Superintendent Garza outlines goals and challenges

Advisory council chair Romona Morrow (left), president of the Fairfax County Council of PTAs, and vice chair John Wittman, who is also vice chair of the FCPS Career and Technical Education Advisory Committee, present a Virginia flag to Superintendent Karen Garza (center).
New schools superintendent Karen Garza told members of the Business and Community Advisory Council Sept. 17 that one of her goals this year is to develop a long-range comprehensive, strategic plan for Fairfax County Public Schools.

A key piece of that process will be the development over the next three months of “a portrait of a graduate,” outlining the expectations for students who complete their education at FCPS. Garza plans to appoint a committee, including community leaders, to work on that project.

Garza will discuss that effort at the FCPS School Board’s fourth annual Education Summit on Saturday, Sept. 28, 8 a.m.-noon, at Edison High School. The summit will also include breakout sessions on how parents can help their children succeed in school. Members of the public are invited to attend; you can register online.

Garza started work as FCPS superintendent July 1 after serving as superintendent of the Lubbock, Texas, school system and as chief academic officer for Houston public schools. After meeting with the administrators and teachers at some 30 Fairfax County schools, Garza said, “I’m so impressed with what I’ve seen.”

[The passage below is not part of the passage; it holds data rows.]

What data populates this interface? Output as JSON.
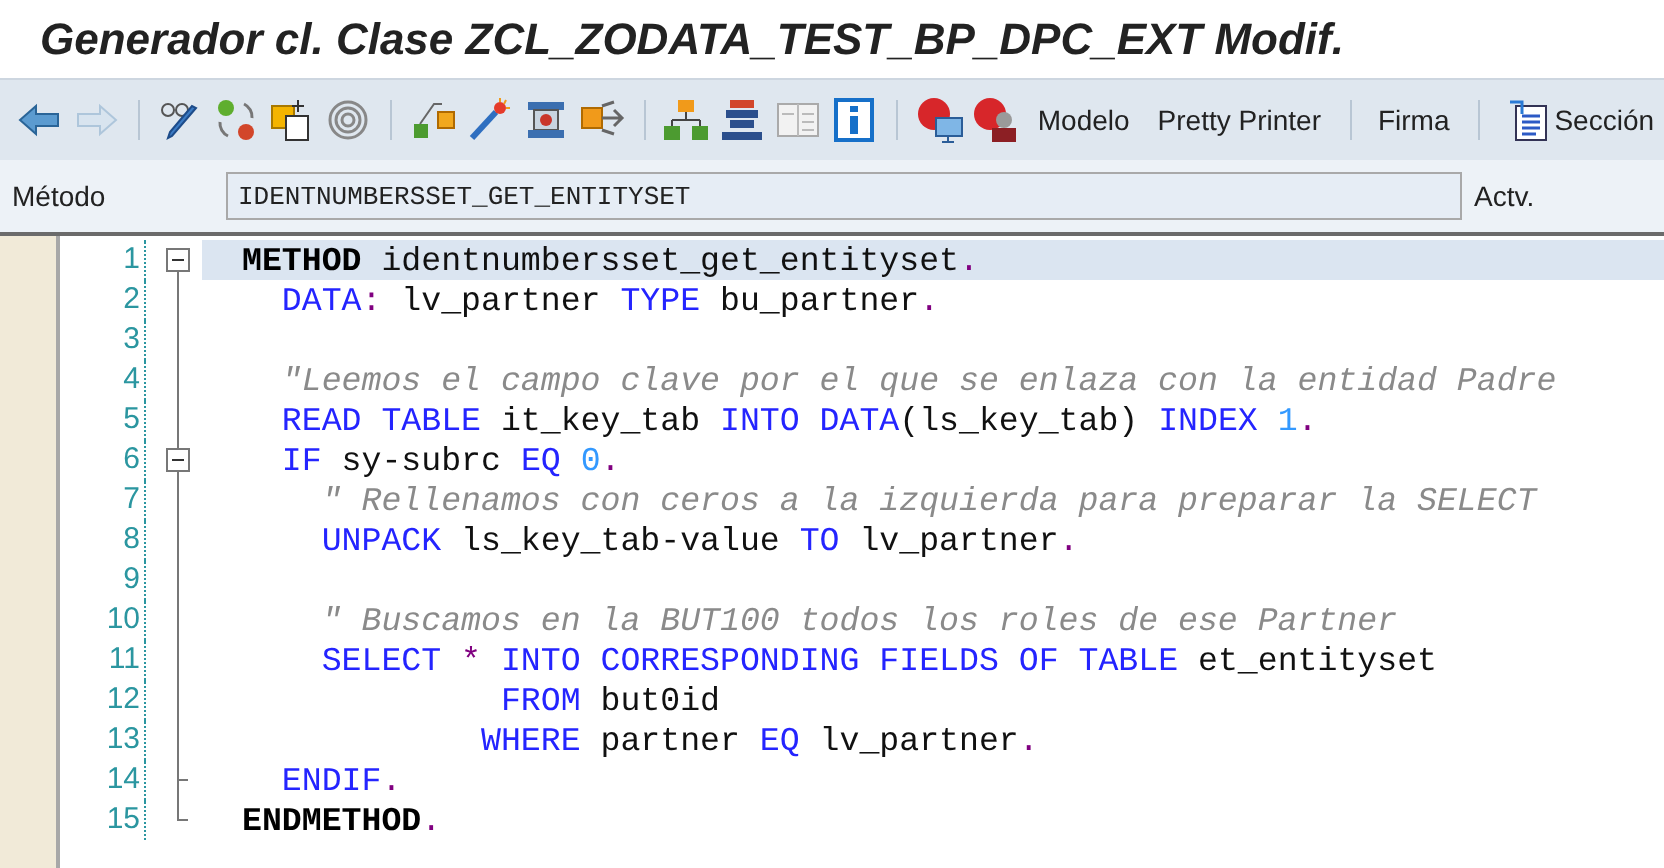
{
  "window": {
    "title": "Generador cl. Clase ZCL_ZODATA_TEST_BP_DPC_EXT Modif."
  },
  "toolbar": {
    "items": [
      {
        "kind": "back",
        "disabled": false
      },
      {
        "kind": "forward",
        "disabled": true
      },
      {
        "kind": "separator"
      },
      {
        "kind": "glasses-pencil",
        "disabled": false
      },
      {
        "kind": "circles",
        "disabled": false
      },
      {
        "kind": "copy",
        "disabled": false
      },
      {
        "kind": "spiral",
        "disabled": false
      },
      {
        "kind": "separator"
      },
      {
        "kind": "nodes",
        "disabled": false
      },
      {
        "kind": "wand",
        "disabled": false
      },
      {
        "kind": "clamp",
        "disabled": false
      },
      {
        "kind": "move-out",
        "disabled": false
      },
      {
        "kind": "separator"
      },
      {
        "kind": "hierarchy",
        "disabled": false
      },
      {
        "kind": "stack",
        "disabled": false
      },
      {
        "kind": "window",
        "disabled": false
      },
      {
        "kind": "info",
        "disabled": false
      },
      {
        "kind": "separator"
      },
      {
        "kind": "stop-screen",
        "disabled": false
      },
      {
        "kind": "stop-person",
        "disabled": false
      },
      {
        "kind": "text",
        "label": "Modelo",
        "disabled": false
      },
      {
        "kind": "text",
        "label": "Pretty Printer",
        "disabled": false
      },
      {
        "kind": "separator"
      },
      {
        "kind": "text",
        "label": "Firma",
        "disabled": false
      },
      {
        "kind": "separator"
      },
      {
        "kind": "doc-text",
        "label": "Sección",
        "disabled": false
      }
    ]
  },
  "method_row": {
    "label": "Método",
    "value": "IDENTNUMBERSSET_GET_ENTITYSET",
    "status": "Actv."
  },
  "editor": {
    "lines": [
      {
        "number": "1",
        "kind": "start-top",
        "selected": true,
        "tokens": [
          {
            "kind": "kwb",
            "t": "METHOD"
          },
          {
            "kind": "id",
            "t": " identnumbersset_get_entityset"
          },
          {
            "kind": "op",
            "t": "."
          }
        ]
      },
      {
        "number": "2",
        "kind": "mid",
        "selected": false,
        "tokens": [
          {
            "kind": "kw",
            "t": "  DATA"
          },
          {
            "kind": "op",
            "t": ":"
          },
          {
            "kind": "id",
            "t": " lv_partner "
          },
          {
            "kind": "kw",
            "t": "TYPE"
          },
          {
            "kind": "id",
            "t": " bu_partner"
          },
          {
            "kind": "op",
            "t": "."
          }
        ]
      },
      {
        "number": "3",
        "kind": "mid",
        "selected": false
      },
      {
        "number": "4",
        "kind": "mid",
        "selected": false,
        "tokens": [
          {
            "kind": "cm",
            "t": "  \"Leemos el campo clave por el que se enlaza con la entidad Padre"
          }
        ]
      },
      {
        "number": "5",
        "kind": "mid",
        "selected": false,
        "tokens": [
          {
            "kind": "kw",
            "t": "  READ TABLE"
          },
          {
            "kind": "id",
            "t": " it_key_tab "
          },
          {
            "kind": "kw",
            "t": "INTO DATA"
          },
          {
            "kind": "id",
            "t": "(ls_key_tab) "
          },
          {
            "kind": "kw",
            "t": "INDEX "
          },
          {
            "kind": "num",
            "t": "1"
          },
          {
            "kind": "op",
            "t": "."
          }
        ]
      },
      {
        "number": "6",
        "kind": "start",
        "selected": false,
        "tokens": [
          {
            "kind": "kw",
            "t": "  IF"
          },
          {
            "kind": "id",
            "t": " sy-subrc "
          },
          {
            "kind": "kw",
            "t": "EQ "
          },
          {
            "kind": "num",
            "t": "0"
          },
          {
            "kind": "op",
            "t": "."
          }
        ]
      },
      {
        "number": "7",
        "kind": "mid",
        "selected": false,
        "tokens": [
          {
            "kind": "cm",
            "t": "    \" Rellenamos con ceros a la izquierda para preparar la SELECT"
          }
        ]
      },
      {
        "number": "8",
        "kind": "mid",
        "selected": false,
        "tokens": [
          {
            "kind": "kw",
            "t": "    UNPACK"
          },
          {
            "kind": "id",
            "t": " ls_key_tab-value "
          },
          {
            "kind": "kw",
            "t": "TO"
          },
          {
            "kind": "id",
            "t": " lv_partner"
          },
          {
            "kind": "op",
            "t": "."
          }
        ]
      },
      {
        "number": "9",
        "kind": "mid",
        "selected": false
      },
      {
        "number": "10",
        "kind": "mid",
        "selected": false,
        "tokens": [
          {
            "kind": "cm",
            "t": "    \" Buscamos en la BUT100 todos los roles de ese Partner"
          }
        ]
      },
      {
        "number": "11",
        "kind": "mid",
        "selected": false,
        "tokens": [
          {
            "kind": "kw",
            "t": "    SELECT "
          },
          {
            "kind": "op",
            "t": "*"
          },
          {
            "kind": "kw",
            "t": " INTO CORRESPONDING FIELDS OF TABLE"
          },
          {
            "kind": "id",
            "t": " et_entityset"
          }
        ]
      },
      {
        "number": "12",
        "kind": "mid",
        "selected": false,
        "tokens": [
          {
            "kind": "kw",
            "t": "             FROM"
          },
          {
            "kind": "id",
            "t": " but0id"
          }
        ]
      },
      {
        "number": "13",
        "kind": "mid",
        "selected": false,
        "tokens": [
          {
            "kind": "kw",
            "t": "            WHERE"
          },
          {
            "kind": "id",
            "t": " partner "
          },
          {
            "kind": "kw",
            "t": "EQ"
          },
          {
            "kind": "id",
            "t": " lv_partner"
          },
          {
            "kind": "op",
            "t": "."
          }
        ]
      },
      {
        "number": "14",
        "kind": "end",
        "selected": false,
        "tokens": [
          {
            "kind": "kw",
            "t": "  ENDIF"
          },
          {
            "kind": "op",
            "t": "."
          }
        ]
      },
      {
        "number": "15",
        "kind": "last",
        "selected": false,
        "tokens": [
          {
            "kind": "kwb",
            "t": "ENDMETHOD"
          },
          {
            "kind": "op",
            "t": "."
          }
        ]
      }
    ]
  }
}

Another of Garza’s goals is to come with new measures of teaching and learning—“not driven by the SOLs or state assessment measures”—for determining what it means to be prepared for success beyond high school in college and the workplace.

Garza told the advisory committee she will be “responsive and accountable to the community” and plans to explore new ways for the public to be engaged. A new section on the FCPS website that invites the public to submit suggestions is already full of ideas and comments.

One of the school system’s biggest challenges is dealing with growth, Garza said, noting that FCPS has grown by 2,000 students every year for the past seven years, while the system is way behind in providing enough new classroom space.

Other challenges cited by Garza include the need for more funding for school facilities and teacher salaries. She said FCPS needs $255 million for capital projects while the Fairfax County Board of Supervisors provided only $155 million. Teacher salaries need to become more competitive or teachers will work elsewhere. Currently, she said, FCPS teacher salaries are “in the middle of the pack” compared to other jurisdictions in the D.C. region.

“I want to communicate aggressively with the community” on these issues, she said. A “Citizens Guide to Understanding the FCPS Budget” will be available next week.

1 comment:

  1. We lack classroom space because we are not enforcing the laws. The reason are teachers are not paid more is because a big chunk of our tax money is going to social services. I rather see the money go to our parks, schools, law enforcement, fire departments, and roads. Enforce the Laws and we could put more money where it belongs.